Try it →
The lines to copy are those in the records below that hold the word "opinii".

Entries supplied →
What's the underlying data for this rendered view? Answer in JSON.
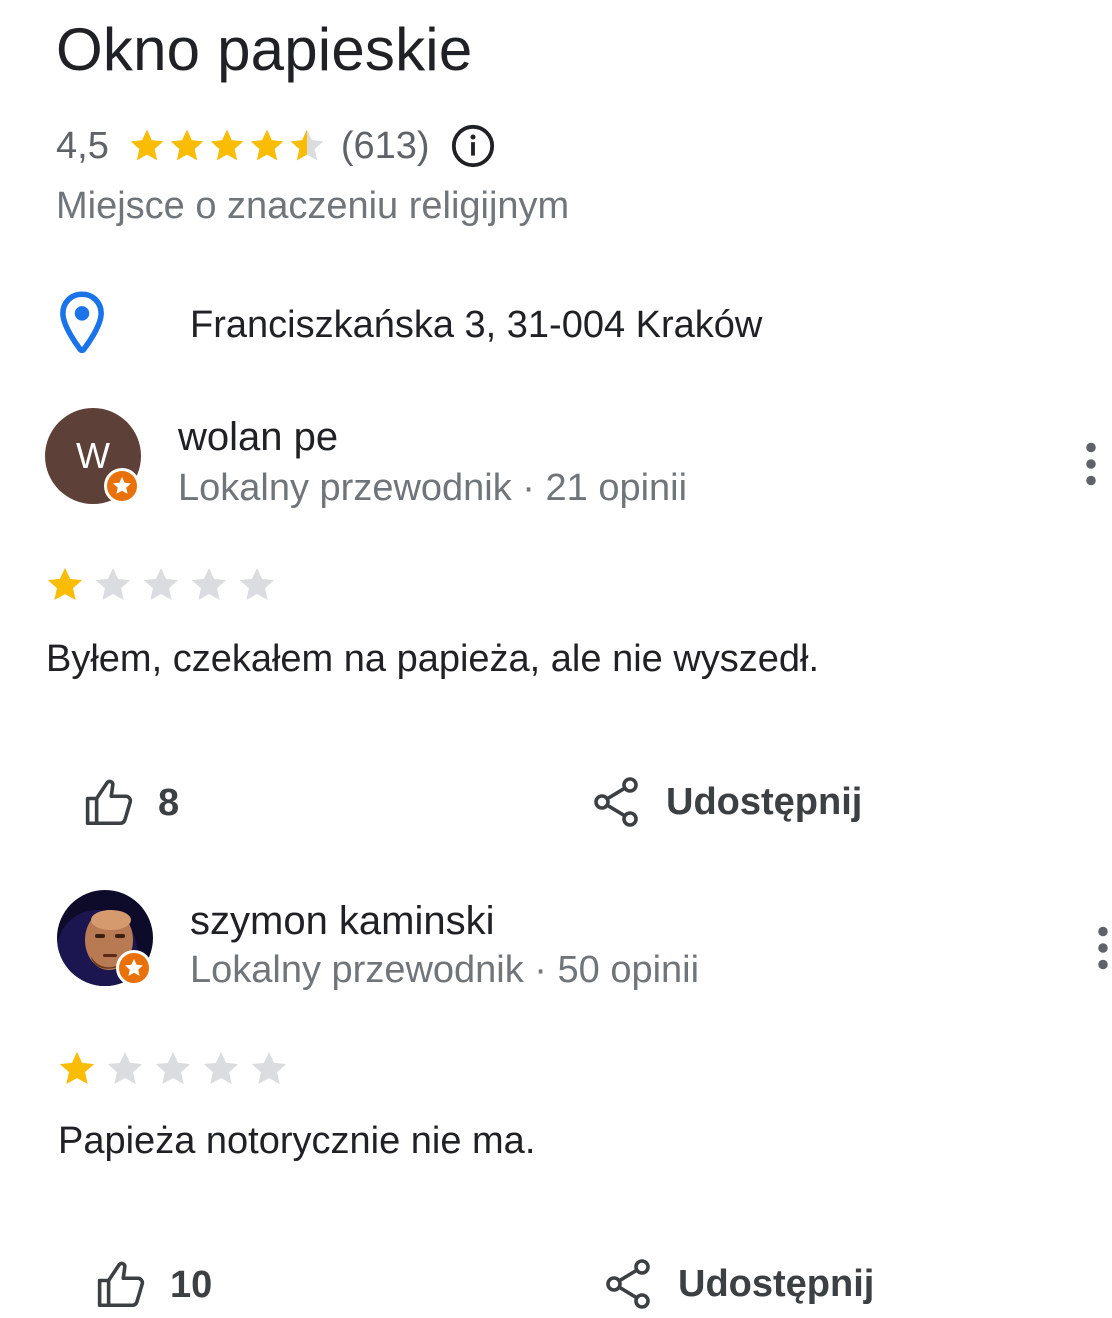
{
  "place": {
    "title": "Okno papieskie",
    "rating": "4,5",
    "rating_fraction": 0.9,
    "review_count": "(613)",
    "category": "Miejsce o znaczeniu religijnym",
    "address": "Franciszkańska 3, 31-004 Kraków"
  },
  "colors": {
    "star_gold": "#fbbc04",
    "star_empty": "#dadce0",
    "pin_blue": "#1a73e8",
    "badge_orange": "#e8710a"
  },
  "icons": {
    "rating_star": "star-icon",
    "info": "info-icon",
    "address": "location-pin-icon",
    "more": "more-vert-icon",
    "like": "thumb-up-icon",
    "share": "share-icon"
  },
  "reviews": [
    {
      "avatar_letter": "W",
      "name": "wolan pe",
      "meta": "Lokalny przewodnik · 21 opinii",
      "stars": 1,
      "stars_max": 5,
      "text": "Byłem, czekałem na papieża, ale nie wyszedł.",
      "likes": "8",
      "share_label": "Udostępnij"
    },
    {
      "avatar_letter": "",
      "name": "szymon kaminski",
      "meta": "Lokalny przewodnik · 50 opinii",
      "stars": 1,
      "stars_max": 5,
      "text": "Papieża notorycznie nie ma.",
      "likes": "10",
      "share_label": "Udostępnij"
    }
  ]
}
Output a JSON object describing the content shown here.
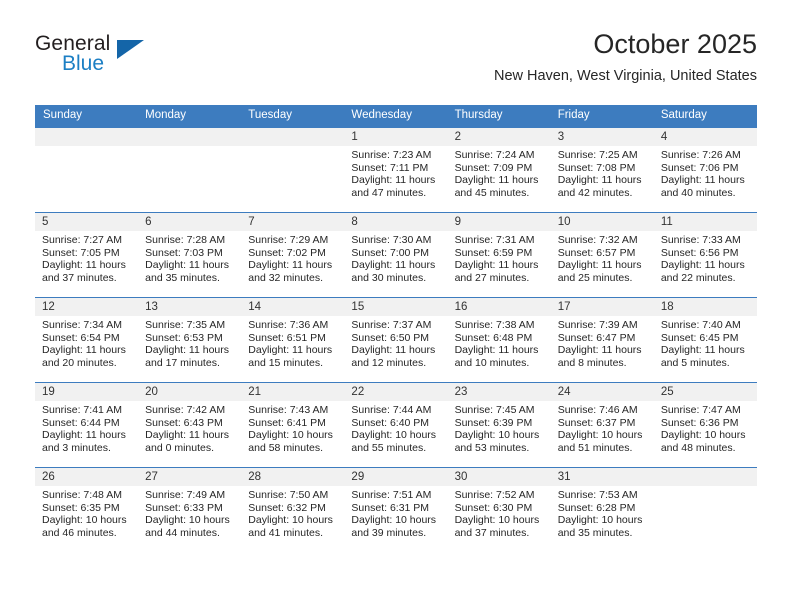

Result of the task →
      "meta": "Lokalny przewodnik · 21 opinii",
      "meta": "Lokalny przewodnik · 50 opinii",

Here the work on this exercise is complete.